● **WORK ITEM**: Pick the lines holding the string "zoom" out of the records and copy them.

(STUDY MATERIAL)

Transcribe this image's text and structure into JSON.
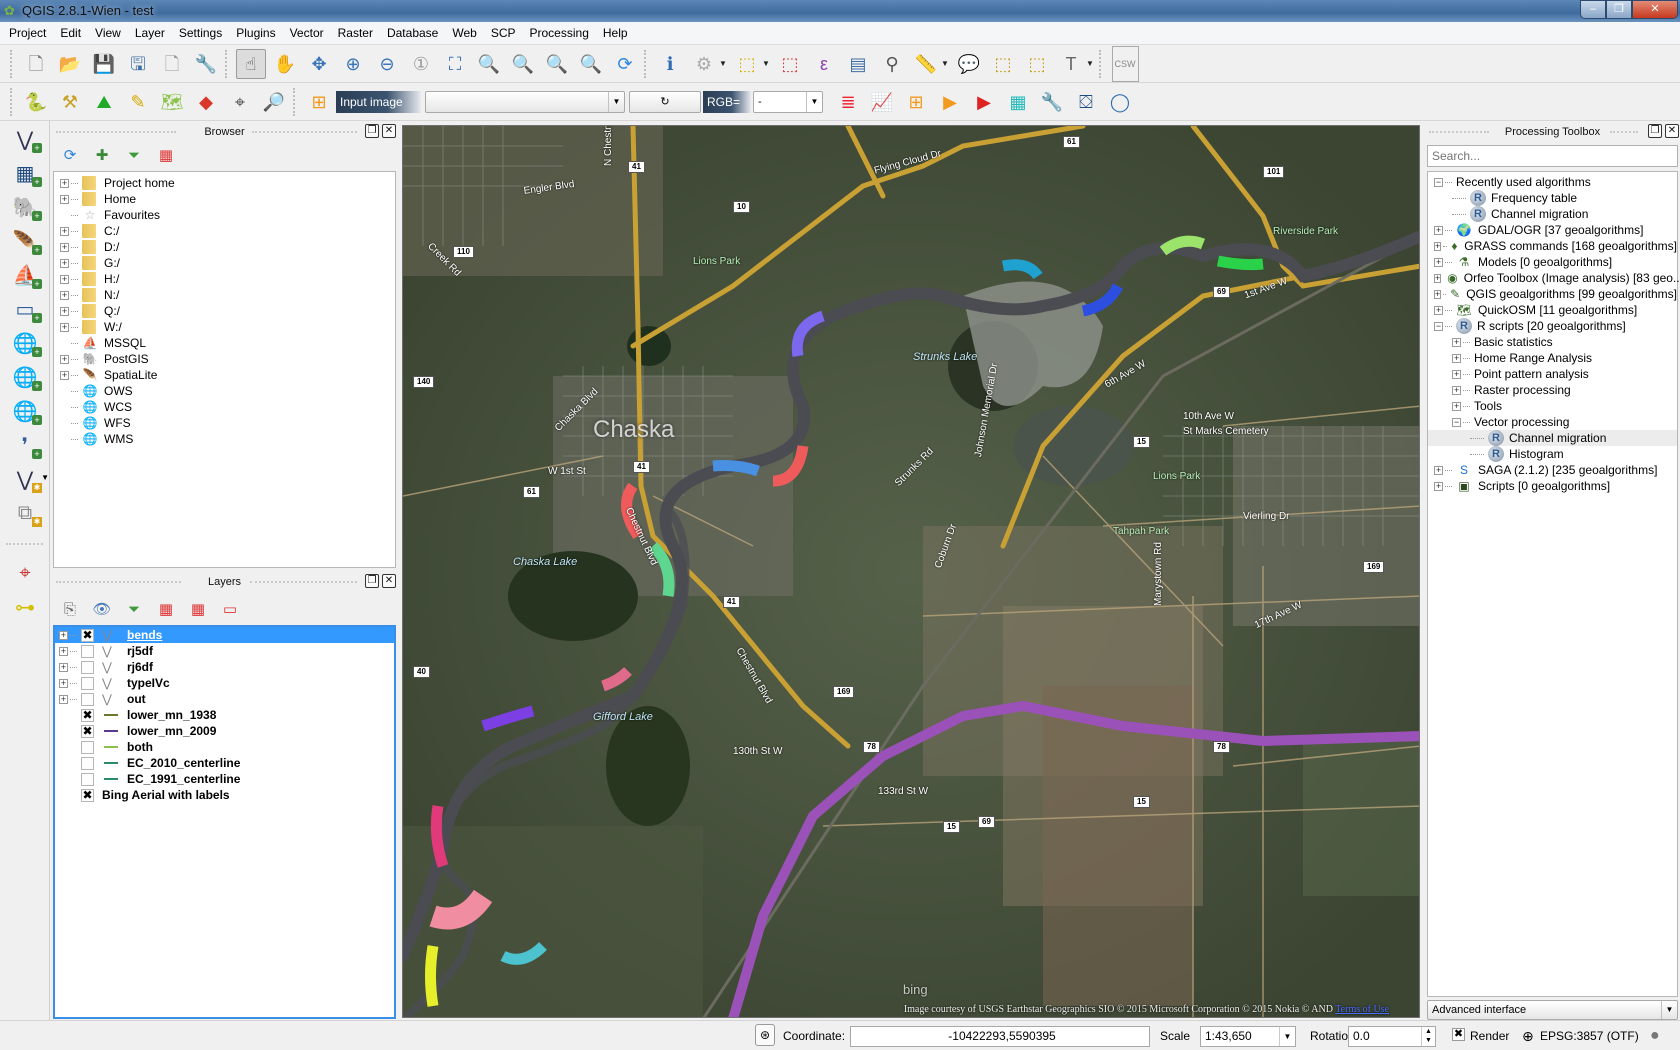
{
  "window": {
    "title": "QGIS 2.8.1-Wien - test",
    "controls": {
      "minimize": "–",
      "restore": "❐",
      "close": "✕"
    }
  },
  "menu": [
    "Project",
    "Edit",
    "View",
    "Layer",
    "Settings",
    "Plugins",
    "Vector",
    "Raster",
    "Database",
    "Web",
    "SCP",
    "Processing",
    "Help"
  ],
  "toolbar1": {
    "icons": [
      {
        "name": "new-project-icon",
        "glyph": "🗋",
        "color": "#777"
      },
      {
        "name": "open-project-icon",
        "glyph": "📂",
        "color": "#e0a820"
      },
      {
        "name": "save-project-icon",
        "glyph": "💾",
        "color": "#3f6fa5"
      },
      {
        "name": "save-as-icon",
        "glyph": "🖫",
        "color": "#3f6fa5"
      },
      {
        "name": "new-print-composer-icon",
        "glyph": "🗋",
        "color": "#999"
      },
      {
        "name": "composer-manager-icon",
        "glyph": "🔧",
        "color": "#888"
      },
      {
        "name": "touch-zoom-pan-icon",
        "glyph": "☝",
        "color": "#555",
        "active": true
      },
      {
        "name": "pan-map-icon",
        "glyph": "✋",
        "color": "#333"
      },
      {
        "name": "pan-to-selection-icon",
        "glyph": "✥",
        "color": "#3a73b9"
      },
      {
        "name": "zoom-in-icon",
        "glyph": "⊕",
        "color": "#3a73b9"
      },
      {
        "name": "zoom-out-icon",
        "glyph": "⊖",
        "color": "#3a73b9"
      },
      {
        "name": "zoom-native-icon",
        "glyph": "①",
        "color": "#999"
      },
      {
        "name": "zoom-full-icon",
        "glyph": "⛶",
        "color": "#3a73b9"
      },
      {
        "name": "zoom-to-selection-icon",
        "glyph": "🔍",
        "color": "#d4b300"
      },
      {
        "name": "zoom-to-layer-icon",
        "glyph": "🔍",
        "color": "#777"
      },
      {
        "name": "zoom-last-icon",
        "glyph": "🔍",
        "color": "#3a73b9"
      },
      {
        "name": "zoom-next-icon",
        "glyph": "🔍",
        "color": "#999"
      },
      {
        "name": "refresh-icon",
        "glyph": "⟳",
        "color": "#2e86de"
      },
      {
        "name": "identify-features-icon",
        "glyph": "ℹ",
        "color": "#2d6bb5"
      },
      {
        "name": "run-feature-action-icon",
        "glyph": "⚙",
        "color": "#aaa",
        "dropdown": true
      },
      {
        "name": "select-features-icon",
        "glyph": "⬚",
        "color": "#d4b300",
        "dropdown": true
      },
      {
        "name": "deselect-all-icon",
        "glyph": "⬚",
        "color": "#d33"
      },
      {
        "name": "select-by-expression-icon",
        "glyph": "ε",
        "color": "#8e44ad"
      },
      {
        "name": "attribute-table-icon",
        "glyph": "▤",
        "color": "#3f6fa5"
      },
      {
        "name": "field-calculator-icon",
        "glyph": "⚲",
        "color": "#555"
      },
      {
        "name": "measure-line-icon",
        "glyph": "📏",
        "color": "#555",
        "dropdown": true
      },
      {
        "name": "map-tips-icon",
        "glyph": "💬",
        "color": "#e0c020"
      },
      {
        "name": "new-bookmark-icon",
        "glyph": "⬚",
        "color": "#c79a16"
      },
      {
        "name": "show-bookmarks-icon",
        "glyph": "⬚",
        "color": "#c79a16"
      },
      {
        "name": "text-annotation-icon",
        "glyph": "T",
        "color": "#666",
        "dropdown": true
      },
      {
        "name": "csw-icon",
        "glyph": "CSW",
        "color": "#888"
      }
    ]
  },
  "toolbar2": {
    "icons_left": [
      {
        "name": "python-console-icon",
        "glyph": "🐍",
        "color": "#3776ab"
      },
      {
        "name": "hammer-icon",
        "glyph": "⚒",
        "color": "#c9a227"
      },
      {
        "name": "terrain-icon",
        "glyph": "⛰",
        "color": "#1faa2a"
      },
      {
        "name": "georeferencer-icon",
        "glyph": "✎",
        "color": "#d4a800"
      },
      {
        "name": "topology-checker-icon",
        "glyph": "🗺",
        "color": "#8bc34a"
      },
      {
        "name": "heatmap-icon",
        "glyph": "◆",
        "color": "#d9382a"
      },
      {
        "name": "coordinate-capture-icon",
        "glyph": "⌖",
        "color": "#555"
      },
      {
        "name": "search-points-icon",
        "glyph": "🔎",
        "color": "#2c6fb3"
      }
    ],
    "scp_icon": {
      "name": "scp-roi-icon",
      "glyph": "⊞",
      "color": "#f29a1f"
    },
    "input_image_label": "Input image",
    "input_image_value": "",
    "refresh_label": "↻",
    "rgb_label": "RGB=",
    "rgb_value": "-",
    "icons_right": [
      {
        "name": "band-set-icon",
        "glyph": "≣",
        "color": "#e23"
      },
      {
        "name": "spectral-plot-icon",
        "glyph": "📈",
        "color": "#d22"
      },
      {
        "name": "roi-icon",
        "glyph": "⊞",
        "color": "#f29a1f"
      },
      {
        "name": "pre-processing-icon",
        "glyph": "▶",
        "color": "#f29a1f"
      },
      {
        "name": "post-processing-icon",
        "glyph": "▶",
        "color": "#d22"
      },
      {
        "name": "band-calc-icon",
        "glyph": "▦",
        "color": "#2bb"
      },
      {
        "name": "settings-wrench-icon",
        "glyph": "🔧",
        "color": "#7a7"
      },
      {
        "name": "presentation-icon",
        "glyph": "⛋",
        "color": "#1f4b80"
      },
      {
        "name": "help-ring-icon",
        "glyph": "◯",
        "color": "#2c6fb3"
      }
    ]
  },
  "left_tools": [
    {
      "name": "add-vector-layer-icon",
      "glyph": "⋁",
      "color": "#335",
      "badge": "plus"
    },
    {
      "name": "add-raster-layer-icon",
      "glyph": "▦",
      "color": "#1f4b80",
      "badge": "plus"
    },
    {
      "name": "add-postgis-layer-icon",
      "glyph": "🐘",
      "color": "#2f5f9c",
      "badge": "plus"
    },
    {
      "name": "add-spatialite-layer-icon",
      "glyph": "🪶",
      "color": "#2f5f9c",
      "badge": "plus"
    },
    {
      "name": "add-mssql-layer-icon",
      "glyph": "⛵",
      "color": "#2f5f9c",
      "badge": "plus"
    },
    {
      "name": "add-oracle-layer-icon",
      "glyph": "▭",
      "color": "#2f5f9c",
      "badge": "plus"
    },
    {
      "name": "add-wms-layer-icon",
      "glyph": "🌐",
      "color": "#2f5f9c",
      "badge": "plus"
    },
    {
      "name": "add-wcs-layer-icon",
      "glyph": "🌐",
      "color": "#1f3f6c",
      "badge": "plus"
    },
    {
      "name": "add-wfs-layer-icon",
      "glyph": "🌐",
      "color": "#5a7aa0",
      "badge": "plus"
    },
    {
      "name": "add-delimited-text-icon",
      "glyph": "❜",
      "color": "#2f5f9c",
      "badge": "plus"
    },
    {
      "name": "new-shapefile-icon",
      "glyph": "⋁",
      "color": "#335",
      "badge": "gear",
      "dropdown": true
    },
    {
      "name": "new-temporary-layer-icon",
      "glyph": "⧉",
      "color": "#888",
      "badge": "gear"
    },
    {
      "name": "crosshair-tool-icon",
      "glyph": "⌖",
      "color": "#c33"
    },
    {
      "name": "annotation-move-icon",
      "glyph": "⊶",
      "color": "#d4c000"
    }
  ],
  "browser": {
    "title": "Browser",
    "tools": [
      {
        "name": "refresh-icon",
        "glyph": "⟳",
        "color": "#2e86de"
      },
      {
        "name": "add-selected-layers-icon",
        "glyph": "✚",
        "color": "#3d8a3d"
      },
      {
        "name": "filter-icon",
        "glyph": "⏷",
        "color": "#3d9a3d"
      },
      {
        "name": "collapse-all-icon",
        "glyph": "▦",
        "color": "#d33"
      }
    ],
    "items": [
      {
        "label": "Project home",
        "icon": "folder",
        "expandable": true
      },
      {
        "label": "Home",
        "icon": "folder",
        "expandable": true
      },
      {
        "label": "Favourites",
        "icon": "star",
        "expandable": false
      },
      {
        "label": "C:/",
        "icon": "folder",
        "expandable": true
      },
      {
        "label": "D:/",
        "icon": "folder",
        "expandable": true
      },
      {
        "label": "G:/",
        "icon": "folder",
        "expandable": true
      },
      {
        "label": "H:/",
        "icon": "folder",
        "expandable": true
      },
      {
        "label": "N:/",
        "icon": "folder",
        "expandable": true
      },
      {
        "label": "Q:/",
        "icon": "folder",
        "expandable": true
      },
      {
        "label": "W:/",
        "icon": "folder",
        "expandable": true
      },
      {
        "label": "MSSQL",
        "icon": "mssql",
        "expandable": false
      },
      {
        "label": "PostGIS",
        "icon": "postgis",
        "expandable": true
      },
      {
        "label": "SpatiaLite",
        "icon": "spatialite",
        "expandable": true
      },
      {
        "label": "OWS",
        "icon": "globe",
        "expandable": false
      },
      {
        "label": "WCS",
        "icon": "globe-dark",
        "expandable": false
      },
      {
        "label": "WFS",
        "icon": "globe-vector",
        "expandable": false
      },
      {
        "label": "WMS",
        "icon": "globe",
        "expandable": false
      }
    ]
  },
  "layers": {
    "title": "Layers",
    "tools": [
      {
        "name": "open-layer-styling-icon",
        "glyph": "⎘",
        "color": "#666"
      },
      {
        "name": "manage-visibility-icon",
        "glyph": "👁",
        "color": "#4a7ab5"
      },
      {
        "name": "filter-legend-icon",
        "glyph": "⏷",
        "color": "#3d9a3d"
      },
      {
        "name": "expand-all-icon",
        "glyph": "▦",
        "color": "#d33"
      },
      {
        "name": "collapse-all-icon",
        "glyph": "▦",
        "color": "#d33"
      },
      {
        "name": "remove-layer-icon",
        "glyph": "▭",
        "color": "#d33"
      }
    ],
    "items": [
      {
        "label": "bends",
        "checked": true,
        "symbol": "vector",
        "expandable": true,
        "selected": true
      },
      {
        "label": "rj5df",
        "checked": false,
        "symbol": "vector",
        "expandable": true
      },
      {
        "label": "rj6df",
        "checked": false,
        "symbol": "vector",
        "expandable": true
      },
      {
        "label": "typeIVc",
        "checked": false,
        "symbol": "vector",
        "expandable": true
      },
      {
        "label": "out",
        "checked": false,
        "symbol": "vector",
        "expandable": true
      },
      {
        "label": "lower_mn_1938",
        "checked": true,
        "symbol": "line",
        "color": "#6b7a2a"
      },
      {
        "label": "lower_mn_2009",
        "checked": true,
        "symbol": "line",
        "color": "#5a3a8a"
      },
      {
        "label": "both",
        "checked": false,
        "symbol": "line",
        "color": "#8bc34a"
      },
      {
        "label": "EC_2010_centerline",
        "checked": false,
        "symbol": "line",
        "color": "#2a8a6a"
      },
      {
        "label": "EC_1991_centerline",
        "checked": false,
        "symbol": "line",
        "color": "#2a8a6a"
      },
      {
        "label": "Bing Aerial with labels",
        "checked": true,
        "symbol": "raster"
      }
    ]
  },
  "map": {
    "city_label": "Chaska",
    "labels": [
      {
        "text": "Engler Blvd",
        "kind": "road"
      },
      {
        "text": "Flying Cloud Dr",
        "kind": "road"
      },
      {
        "text": "Lions Park",
        "kind": "park"
      },
      {
        "text": "Riverside Park",
        "kind": "park"
      },
      {
        "text": "Strunks Lake",
        "kind": "water"
      },
      {
        "text": "Chaska Lake",
        "kind": "water"
      },
      {
        "text": "Gifford Lake",
        "kind": "water"
      },
      {
        "text": "Chestnut Blvd",
        "kind": "road"
      },
      {
        "text": "Chaska Blvd",
        "kind": "road"
      },
      {
        "text": "1st Ave W",
        "kind": "road"
      },
      {
        "text": "6th Ave W",
        "kind": "road"
      },
      {
        "text": "10th Ave W",
        "kind": "road"
      },
      {
        "text": "Strunks Rd",
        "kind": "road"
      },
      {
        "text": "Johnson Memorial Dr",
        "kind": "road"
      },
      {
        "text": "Lions Park",
        "kind": "park"
      },
      {
        "text": "Tahpah Park",
        "kind": "park"
      },
      {
        "text": "St Marks Cemetery",
        "kind": "road"
      },
      {
        "text": "Creek Rd",
        "kind": "road"
      },
      {
        "text": "W 1st St",
        "kind": "road"
      },
      {
        "text": "Coburn Dr",
        "kind": "road"
      },
      {
        "text": "Chestnut Blvd",
        "kind": "road"
      },
      {
        "text": "130th St W",
        "kind": "road"
      },
      {
        "text": "133rd St W",
        "kind": "road"
      },
      {
        "text": "17th Ave W",
        "kind": "road"
      },
      {
        "text": "Vierling Dr",
        "kind": "road"
      },
      {
        "text": "Marystown Rd",
        "kind": "road"
      },
      {
        "text": "N Chestnut St",
        "kind": "road"
      }
    ],
    "shields": [
      "61",
      "101",
      "41",
      "10",
      "110",
      "140",
      "41",
      "61",
      "15",
      "169",
      "41",
      "169",
      "78",
      "78",
      "15",
      "40",
      "69",
      "69",
      "15"
    ],
    "attribution": "Image courtesy of USGS Earthstar Geographics SIO © 2015 Microsoft Corporation © 2015 Nokia © AND",
    "attribution_link": "Terms of Use",
    "bing_logo": "bing"
  },
  "processing": {
    "title": "Processing Toolbox",
    "search_placeholder": "Search...",
    "items": [
      {
        "label": "Recently used algorithms",
        "level": 0,
        "expander": "−",
        "icon": ""
      },
      {
        "label": "Frequency table",
        "level": 1,
        "icon": "r"
      },
      {
        "label": "Channel migration",
        "level": 1,
        "icon": "r"
      },
      {
        "label": "GDAL/OGR [37 geoalgorithms]",
        "level": 0,
        "expander": "+",
        "icon": "gdal"
      },
      {
        "label": "GRASS commands [168 geoalgorithms]",
        "level": 0,
        "expander": "+",
        "icon": "grass"
      },
      {
        "label": "Models [0 geoalgorithms]",
        "level": 0,
        "expander": "+",
        "icon": "models"
      },
      {
        "label": "Orfeo Toolbox (Image analysis) [83 geo...",
        "level": 0,
        "expander": "+",
        "icon": "otb"
      },
      {
        "label": "QGIS geoalgorithms [99 geoalgorithms]",
        "level": 0,
        "expander": "+",
        "icon": "qgis"
      },
      {
        "label": "QuickOSM [11 geoalgorithms]",
        "level": 0,
        "expander": "+",
        "icon": "osm"
      },
      {
        "label": "R scripts [20 geoalgorithms]",
        "level": 0,
        "expander": "−",
        "icon": "r"
      },
      {
        "label": "Basic statistics",
        "level": 1,
        "expander": "+",
        "icon": ""
      },
      {
        "label": "Home Range Analysis",
        "level": 1,
        "expander": "+",
        "icon": ""
      },
      {
        "label": "Point pattern analysis",
        "level": 1,
        "expander": "+",
        "icon": ""
      },
      {
        "label": "Raster processing",
        "level": 1,
        "expander": "+",
        "icon": ""
      },
      {
        "label": "Tools",
        "level": 1,
        "expander": "+",
        "icon": ""
      },
      {
        "label": "Vector processing",
        "level": 1,
        "expander": "−",
        "icon": ""
      },
      {
        "label": "Channel migration",
        "level": 2,
        "icon": "r",
        "highlight": true
      },
      {
        "label": "Histogram",
        "level": 2,
        "icon": "r"
      },
      {
        "label": "SAGA (2.1.2) [235 geoalgorithms]",
        "level": 0,
        "expander": "+",
        "icon": "saga"
      },
      {
        "label": "Scripts [0 geoalgorithms]",
        "level": 0,
        "expander": "+",
        "icon": "scripts"
      }
    ],
    "interface_mode": "Advanced interface"
  },
  "statusbar": {
    "coordinate_label": "Coordinate:",
    "coordinate_value": "-10422293,5590395",
    "scale_label": "Scale",
    "scale_value": "1:43,650",
    "rotation_label": "Rotation:",
    "rotation_value": "0.0",
    "render_label": "Render",
    "render_checked": true,
    "crs_label": "EPSG:3857 (OTF)"
  }
}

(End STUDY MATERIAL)

● **RESULT OF THE TASK**:
        "name": "touch-zoom-pan-icon",
        "name": "zoom-in-icon",
        "name": "zoom-out-icon",
        "name": "zoom-native-icon",
        "name": "zoom-full-icon",
        "name": "zoom-to-selection-icon",
        "name": "zoom-to-layer-icon",
        "name": "zoom-last-icon",
        "name": "zoom-next-icon",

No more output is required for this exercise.